Baseball Economics and Drive for Innovation
January 20, 2009 2 Comments
Aside: Well hello there, I’m a new writer here at StatSpeak. I’m a Jays fan with an interest in economics, so I started a little blog about it. Now I’m here to do economic style discourse about baseball. In spite of my soon to be completed advanced degree in mathematics I can’t pretend to know nearly as much about stats as my fellows here, so don’t expect much of that in my posts.
So I’ve been a pretty huge baseball nerd for a while now. It got so bad that I avoided taking evening lectures at the risk of missing any games my hometown Blue Jays were playing, and when I did attend I would be refreshing the score pretty often. So when I took Econ 101 I was at the same time following the game, so perhaps it was natural that I got the two pretty mixed up. When my prof would explain a concept I thought of an example of how it applied to the game. Surprisingly this lead to a good mark in the class and here we are.
One of the aspects of the game that has always fascinated me the most is how it was in essence the microcosm of an economy. You have thirty competing companies in the same industry who bid for the top employees and assets, who worry about P.R., and are constantly driving toward creating that monopoly – a dynasty in baseball parlance. Every team wishes for a string of successful years and there seems to be no shortage of strategies toward achieving this.
There are the Yankees who hope to buy up free agency and drive the cost of player contracts into the stratosphere (more on this eventually), the Rays who are a recent example of success through strong drafting, and the sabermetrically beloved As whose success rode the back of a better understanding of statistics. A successful team must have a strategy if they hope for continued success, to have a competitive advantage over their opponents. Money is a part of this but teams like the As and the Twins demonstrate that it is not always the most important part.

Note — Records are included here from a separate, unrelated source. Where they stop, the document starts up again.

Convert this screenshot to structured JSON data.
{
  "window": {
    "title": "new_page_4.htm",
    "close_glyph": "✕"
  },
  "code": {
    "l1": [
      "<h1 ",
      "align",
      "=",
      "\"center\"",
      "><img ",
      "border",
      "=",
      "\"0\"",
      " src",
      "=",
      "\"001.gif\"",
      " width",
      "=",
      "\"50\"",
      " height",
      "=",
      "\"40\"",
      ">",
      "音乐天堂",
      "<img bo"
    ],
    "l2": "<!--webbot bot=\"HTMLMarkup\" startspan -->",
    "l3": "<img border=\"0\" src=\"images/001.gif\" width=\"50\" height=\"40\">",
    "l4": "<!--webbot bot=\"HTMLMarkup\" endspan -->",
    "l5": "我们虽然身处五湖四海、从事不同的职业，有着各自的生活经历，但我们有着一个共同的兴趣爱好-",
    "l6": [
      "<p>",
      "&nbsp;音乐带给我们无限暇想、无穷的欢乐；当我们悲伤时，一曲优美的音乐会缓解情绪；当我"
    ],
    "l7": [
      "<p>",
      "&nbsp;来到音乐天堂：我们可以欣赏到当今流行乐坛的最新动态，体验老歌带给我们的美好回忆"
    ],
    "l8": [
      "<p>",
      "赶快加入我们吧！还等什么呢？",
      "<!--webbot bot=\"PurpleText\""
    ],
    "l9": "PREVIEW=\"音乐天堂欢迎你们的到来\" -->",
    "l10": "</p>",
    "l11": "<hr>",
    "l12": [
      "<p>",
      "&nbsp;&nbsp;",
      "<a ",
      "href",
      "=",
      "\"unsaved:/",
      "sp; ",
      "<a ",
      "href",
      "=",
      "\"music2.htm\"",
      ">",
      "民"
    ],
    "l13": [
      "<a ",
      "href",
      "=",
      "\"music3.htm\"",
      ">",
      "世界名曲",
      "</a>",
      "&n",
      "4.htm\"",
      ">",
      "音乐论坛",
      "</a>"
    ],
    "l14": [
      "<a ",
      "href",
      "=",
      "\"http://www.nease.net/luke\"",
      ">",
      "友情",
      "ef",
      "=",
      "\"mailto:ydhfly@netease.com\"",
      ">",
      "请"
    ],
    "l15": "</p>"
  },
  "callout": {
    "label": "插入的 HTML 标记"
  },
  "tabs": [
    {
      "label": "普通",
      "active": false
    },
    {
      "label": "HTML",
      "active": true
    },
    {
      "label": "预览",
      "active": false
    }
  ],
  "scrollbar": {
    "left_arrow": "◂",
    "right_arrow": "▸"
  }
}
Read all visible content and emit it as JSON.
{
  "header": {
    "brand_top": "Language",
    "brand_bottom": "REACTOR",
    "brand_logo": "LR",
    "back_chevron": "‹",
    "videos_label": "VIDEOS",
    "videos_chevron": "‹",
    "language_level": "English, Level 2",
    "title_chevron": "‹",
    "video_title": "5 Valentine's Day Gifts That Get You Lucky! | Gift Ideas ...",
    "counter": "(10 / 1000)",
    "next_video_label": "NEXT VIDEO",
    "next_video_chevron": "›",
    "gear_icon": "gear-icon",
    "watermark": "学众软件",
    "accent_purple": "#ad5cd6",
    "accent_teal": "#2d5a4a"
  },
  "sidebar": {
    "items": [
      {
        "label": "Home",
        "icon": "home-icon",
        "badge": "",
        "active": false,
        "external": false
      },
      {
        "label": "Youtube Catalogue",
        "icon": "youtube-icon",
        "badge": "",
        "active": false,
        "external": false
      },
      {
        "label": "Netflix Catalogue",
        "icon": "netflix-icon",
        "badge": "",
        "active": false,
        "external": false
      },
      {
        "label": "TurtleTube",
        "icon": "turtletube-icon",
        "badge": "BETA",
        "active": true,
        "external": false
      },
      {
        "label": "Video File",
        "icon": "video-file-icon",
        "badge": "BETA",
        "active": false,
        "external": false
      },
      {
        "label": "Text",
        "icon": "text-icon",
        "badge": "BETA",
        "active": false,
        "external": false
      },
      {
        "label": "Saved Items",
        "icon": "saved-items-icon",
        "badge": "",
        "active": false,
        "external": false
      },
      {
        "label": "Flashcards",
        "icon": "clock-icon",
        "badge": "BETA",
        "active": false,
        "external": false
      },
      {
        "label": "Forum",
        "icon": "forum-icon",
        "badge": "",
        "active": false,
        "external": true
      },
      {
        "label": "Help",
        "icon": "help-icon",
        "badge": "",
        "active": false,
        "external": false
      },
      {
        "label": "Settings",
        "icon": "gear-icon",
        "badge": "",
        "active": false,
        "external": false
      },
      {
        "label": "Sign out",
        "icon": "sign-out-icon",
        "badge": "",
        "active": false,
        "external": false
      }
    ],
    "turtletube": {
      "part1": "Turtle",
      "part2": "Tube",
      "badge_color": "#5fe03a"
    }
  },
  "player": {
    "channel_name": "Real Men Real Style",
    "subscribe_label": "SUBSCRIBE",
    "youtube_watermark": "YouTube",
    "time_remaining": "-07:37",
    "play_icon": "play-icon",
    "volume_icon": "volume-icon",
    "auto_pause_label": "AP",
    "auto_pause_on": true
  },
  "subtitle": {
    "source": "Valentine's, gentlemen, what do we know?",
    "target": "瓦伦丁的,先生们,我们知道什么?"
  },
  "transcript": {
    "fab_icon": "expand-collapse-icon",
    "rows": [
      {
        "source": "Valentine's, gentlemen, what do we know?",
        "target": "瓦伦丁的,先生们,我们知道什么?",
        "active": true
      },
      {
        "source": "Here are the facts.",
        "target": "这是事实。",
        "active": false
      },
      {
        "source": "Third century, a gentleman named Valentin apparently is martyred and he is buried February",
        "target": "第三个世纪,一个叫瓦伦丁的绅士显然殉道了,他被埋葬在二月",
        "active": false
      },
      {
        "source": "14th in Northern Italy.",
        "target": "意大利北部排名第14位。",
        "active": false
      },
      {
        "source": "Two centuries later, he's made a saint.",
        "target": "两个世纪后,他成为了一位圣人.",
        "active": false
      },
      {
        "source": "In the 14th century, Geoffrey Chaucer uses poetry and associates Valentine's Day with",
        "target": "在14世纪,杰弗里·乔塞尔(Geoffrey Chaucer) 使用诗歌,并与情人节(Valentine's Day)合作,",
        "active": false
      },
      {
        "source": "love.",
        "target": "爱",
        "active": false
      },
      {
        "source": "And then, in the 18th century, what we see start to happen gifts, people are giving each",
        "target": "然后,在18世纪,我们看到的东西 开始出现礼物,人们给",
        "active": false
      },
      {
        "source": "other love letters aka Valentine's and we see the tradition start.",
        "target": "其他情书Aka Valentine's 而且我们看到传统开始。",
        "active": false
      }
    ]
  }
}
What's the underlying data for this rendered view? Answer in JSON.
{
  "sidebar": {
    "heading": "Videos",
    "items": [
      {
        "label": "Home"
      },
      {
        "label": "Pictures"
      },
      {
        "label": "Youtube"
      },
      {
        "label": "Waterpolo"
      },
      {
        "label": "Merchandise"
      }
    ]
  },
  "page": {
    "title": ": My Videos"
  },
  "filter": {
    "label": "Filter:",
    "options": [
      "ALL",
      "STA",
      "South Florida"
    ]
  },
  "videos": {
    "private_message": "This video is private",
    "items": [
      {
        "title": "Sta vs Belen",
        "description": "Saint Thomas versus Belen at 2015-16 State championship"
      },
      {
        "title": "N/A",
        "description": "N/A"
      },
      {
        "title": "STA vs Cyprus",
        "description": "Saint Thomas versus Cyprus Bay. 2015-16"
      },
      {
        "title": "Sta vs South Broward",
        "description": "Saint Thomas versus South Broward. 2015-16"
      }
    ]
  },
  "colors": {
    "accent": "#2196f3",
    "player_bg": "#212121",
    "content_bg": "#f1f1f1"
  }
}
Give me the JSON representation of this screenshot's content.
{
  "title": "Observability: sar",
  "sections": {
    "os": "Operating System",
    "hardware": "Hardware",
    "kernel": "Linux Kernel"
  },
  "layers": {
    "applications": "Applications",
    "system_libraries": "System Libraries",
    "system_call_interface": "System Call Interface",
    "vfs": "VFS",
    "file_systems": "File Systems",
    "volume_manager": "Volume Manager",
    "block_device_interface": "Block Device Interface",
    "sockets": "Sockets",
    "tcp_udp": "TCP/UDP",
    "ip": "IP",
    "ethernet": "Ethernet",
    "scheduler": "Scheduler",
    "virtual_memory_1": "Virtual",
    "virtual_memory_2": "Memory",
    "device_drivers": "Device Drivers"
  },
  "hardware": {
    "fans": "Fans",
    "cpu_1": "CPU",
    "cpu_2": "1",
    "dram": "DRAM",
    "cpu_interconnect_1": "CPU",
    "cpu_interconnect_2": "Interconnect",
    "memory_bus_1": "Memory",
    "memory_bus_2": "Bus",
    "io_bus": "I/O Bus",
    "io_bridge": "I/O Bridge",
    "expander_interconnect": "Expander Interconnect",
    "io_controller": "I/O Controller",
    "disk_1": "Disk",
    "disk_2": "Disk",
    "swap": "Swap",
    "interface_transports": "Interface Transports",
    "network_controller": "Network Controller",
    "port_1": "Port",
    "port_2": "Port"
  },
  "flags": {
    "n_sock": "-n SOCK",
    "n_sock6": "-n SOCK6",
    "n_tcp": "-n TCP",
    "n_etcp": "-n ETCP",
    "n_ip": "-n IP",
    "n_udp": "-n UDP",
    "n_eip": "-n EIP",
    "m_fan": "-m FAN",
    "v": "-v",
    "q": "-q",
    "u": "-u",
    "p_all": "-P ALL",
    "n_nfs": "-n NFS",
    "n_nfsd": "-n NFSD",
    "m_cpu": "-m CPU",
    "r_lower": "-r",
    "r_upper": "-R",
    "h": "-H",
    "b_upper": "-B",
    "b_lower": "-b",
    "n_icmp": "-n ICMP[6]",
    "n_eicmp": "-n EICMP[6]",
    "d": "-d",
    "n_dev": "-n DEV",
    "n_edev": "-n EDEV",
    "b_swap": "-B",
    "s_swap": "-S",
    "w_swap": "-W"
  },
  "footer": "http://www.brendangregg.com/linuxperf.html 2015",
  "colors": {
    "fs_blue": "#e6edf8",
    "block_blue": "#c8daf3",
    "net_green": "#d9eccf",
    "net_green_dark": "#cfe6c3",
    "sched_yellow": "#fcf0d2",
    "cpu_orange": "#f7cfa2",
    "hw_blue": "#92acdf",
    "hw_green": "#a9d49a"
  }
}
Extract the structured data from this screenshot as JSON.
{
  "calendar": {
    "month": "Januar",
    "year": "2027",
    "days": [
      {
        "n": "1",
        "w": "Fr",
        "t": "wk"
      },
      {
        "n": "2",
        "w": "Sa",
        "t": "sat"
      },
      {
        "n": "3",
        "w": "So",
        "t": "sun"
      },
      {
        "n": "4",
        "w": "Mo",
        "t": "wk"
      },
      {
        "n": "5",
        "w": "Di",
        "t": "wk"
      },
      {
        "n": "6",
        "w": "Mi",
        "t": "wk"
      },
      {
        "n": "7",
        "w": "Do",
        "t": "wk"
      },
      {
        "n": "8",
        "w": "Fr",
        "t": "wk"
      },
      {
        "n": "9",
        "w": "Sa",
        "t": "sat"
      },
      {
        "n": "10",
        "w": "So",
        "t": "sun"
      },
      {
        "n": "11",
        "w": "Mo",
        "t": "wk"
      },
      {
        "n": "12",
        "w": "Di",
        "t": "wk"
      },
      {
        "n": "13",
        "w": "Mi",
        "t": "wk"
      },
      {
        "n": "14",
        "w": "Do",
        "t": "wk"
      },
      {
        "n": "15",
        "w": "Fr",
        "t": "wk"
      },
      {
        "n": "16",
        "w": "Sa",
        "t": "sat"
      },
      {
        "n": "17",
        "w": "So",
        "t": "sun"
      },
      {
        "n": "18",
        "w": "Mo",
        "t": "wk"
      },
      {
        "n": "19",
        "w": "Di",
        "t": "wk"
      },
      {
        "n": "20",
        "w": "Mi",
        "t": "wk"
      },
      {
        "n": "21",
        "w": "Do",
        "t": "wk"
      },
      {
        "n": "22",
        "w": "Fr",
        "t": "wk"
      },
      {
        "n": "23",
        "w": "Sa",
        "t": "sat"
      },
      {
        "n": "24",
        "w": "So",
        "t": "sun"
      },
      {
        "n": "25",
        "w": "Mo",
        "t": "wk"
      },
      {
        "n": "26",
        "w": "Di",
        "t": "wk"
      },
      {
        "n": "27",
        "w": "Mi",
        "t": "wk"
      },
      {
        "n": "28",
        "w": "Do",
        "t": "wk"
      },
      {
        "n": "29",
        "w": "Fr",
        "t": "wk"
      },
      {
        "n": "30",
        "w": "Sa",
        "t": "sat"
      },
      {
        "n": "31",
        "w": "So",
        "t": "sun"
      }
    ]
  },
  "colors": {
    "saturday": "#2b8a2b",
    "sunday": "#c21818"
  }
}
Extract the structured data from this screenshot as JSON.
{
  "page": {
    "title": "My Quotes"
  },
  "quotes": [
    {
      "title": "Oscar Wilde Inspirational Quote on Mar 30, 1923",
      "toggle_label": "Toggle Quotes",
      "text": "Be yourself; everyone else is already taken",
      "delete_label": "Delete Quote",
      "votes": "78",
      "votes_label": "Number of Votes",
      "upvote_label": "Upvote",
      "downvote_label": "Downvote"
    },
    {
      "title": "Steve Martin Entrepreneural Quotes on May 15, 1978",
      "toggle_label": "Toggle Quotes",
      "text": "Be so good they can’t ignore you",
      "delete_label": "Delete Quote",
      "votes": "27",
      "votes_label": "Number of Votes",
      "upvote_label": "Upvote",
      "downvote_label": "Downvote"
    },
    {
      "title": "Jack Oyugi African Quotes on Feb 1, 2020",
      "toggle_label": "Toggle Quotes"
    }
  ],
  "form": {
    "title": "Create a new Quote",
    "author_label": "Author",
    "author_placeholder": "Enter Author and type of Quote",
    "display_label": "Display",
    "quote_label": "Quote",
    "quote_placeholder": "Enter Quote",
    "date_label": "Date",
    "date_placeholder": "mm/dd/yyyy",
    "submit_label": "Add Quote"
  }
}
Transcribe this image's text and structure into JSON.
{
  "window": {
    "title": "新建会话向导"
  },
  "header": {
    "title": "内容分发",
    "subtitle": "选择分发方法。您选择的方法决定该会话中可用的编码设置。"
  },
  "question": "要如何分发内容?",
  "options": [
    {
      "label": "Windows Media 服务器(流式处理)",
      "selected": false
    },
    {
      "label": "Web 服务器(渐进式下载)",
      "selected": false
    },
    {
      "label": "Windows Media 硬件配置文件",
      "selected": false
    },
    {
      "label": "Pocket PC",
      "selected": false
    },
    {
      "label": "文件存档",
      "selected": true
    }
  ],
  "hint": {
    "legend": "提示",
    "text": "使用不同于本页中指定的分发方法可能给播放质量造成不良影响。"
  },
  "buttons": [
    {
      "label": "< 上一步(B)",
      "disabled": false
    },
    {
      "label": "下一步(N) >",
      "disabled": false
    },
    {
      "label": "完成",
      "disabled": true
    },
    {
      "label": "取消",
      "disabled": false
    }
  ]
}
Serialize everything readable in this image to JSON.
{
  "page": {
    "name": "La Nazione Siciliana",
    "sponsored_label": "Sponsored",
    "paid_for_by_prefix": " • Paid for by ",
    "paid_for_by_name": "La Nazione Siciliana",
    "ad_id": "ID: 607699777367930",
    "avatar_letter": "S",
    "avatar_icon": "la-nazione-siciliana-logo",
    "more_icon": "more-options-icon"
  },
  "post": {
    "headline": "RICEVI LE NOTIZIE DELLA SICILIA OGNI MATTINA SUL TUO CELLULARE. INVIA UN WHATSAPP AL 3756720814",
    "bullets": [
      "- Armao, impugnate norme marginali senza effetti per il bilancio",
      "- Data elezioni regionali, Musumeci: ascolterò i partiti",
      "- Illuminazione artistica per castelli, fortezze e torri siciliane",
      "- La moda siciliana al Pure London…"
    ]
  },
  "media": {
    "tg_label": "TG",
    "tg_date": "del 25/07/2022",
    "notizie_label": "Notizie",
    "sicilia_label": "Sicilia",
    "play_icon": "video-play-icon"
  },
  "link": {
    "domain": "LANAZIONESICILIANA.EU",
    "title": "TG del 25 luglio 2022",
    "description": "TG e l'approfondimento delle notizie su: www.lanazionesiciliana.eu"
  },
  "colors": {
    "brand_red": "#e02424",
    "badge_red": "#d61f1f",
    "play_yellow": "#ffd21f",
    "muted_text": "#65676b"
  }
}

In economics there exists the idea of Creative Destruction, popularized by Schumpeter who argued that monopolies are created through powerful innovations. Innovations give the creator the ability to grab a significant market share because they simply do it better than their competitors. Look at Google who created a monopoly on Internet search engines by having the cheapest cost per search. But that is only the first part of the idea. The second is that while monopolies are created by innovations, they are also destroyed by superceding innovations which create new monopolies. So monopolies are created and destroyed by innovations, so the ability to create innovations are the greatest competitive advantage there is.
The interesting part of this is that the pace of this cycle of creation and destruction of monopolies is accelerating.
Right, back to baseball. If baseball is a microcosm for an economy then the same principle of creative destruction should apply. I think this is easily demonstrated. The Yankees of the late nineties and early 2000s were undoubtably the creme de la creme of the baseball world and are really what most people think of first when they think of baseball dynasties. They created a monopoly through innovation and their monopoly was destroyed by the superceding innovations of the Red Sox. As a guess, the Yankee dynasty lasted about 5 or 6 years. If we can believe that the Rays are as good as they demonstrated last year (which, as a Jays fan, I sure hope not) they could have superceded the previous Red Sox monopoly.
So if we can create an innovation in baseball as in business we can create a monopoly. The discussion of what constitutes a baseball innovation is more than I’m willing to write right now; first we will have to dissect the successes of the past to have a better appreciation of the innovations needed in the future. The easiest innovation to understand from the sabermetric point of view is, of course, the innovation of the Oakland Athletics, but more on that next time. Unless I start complaining about the idea of a salary cap first.
Until next time,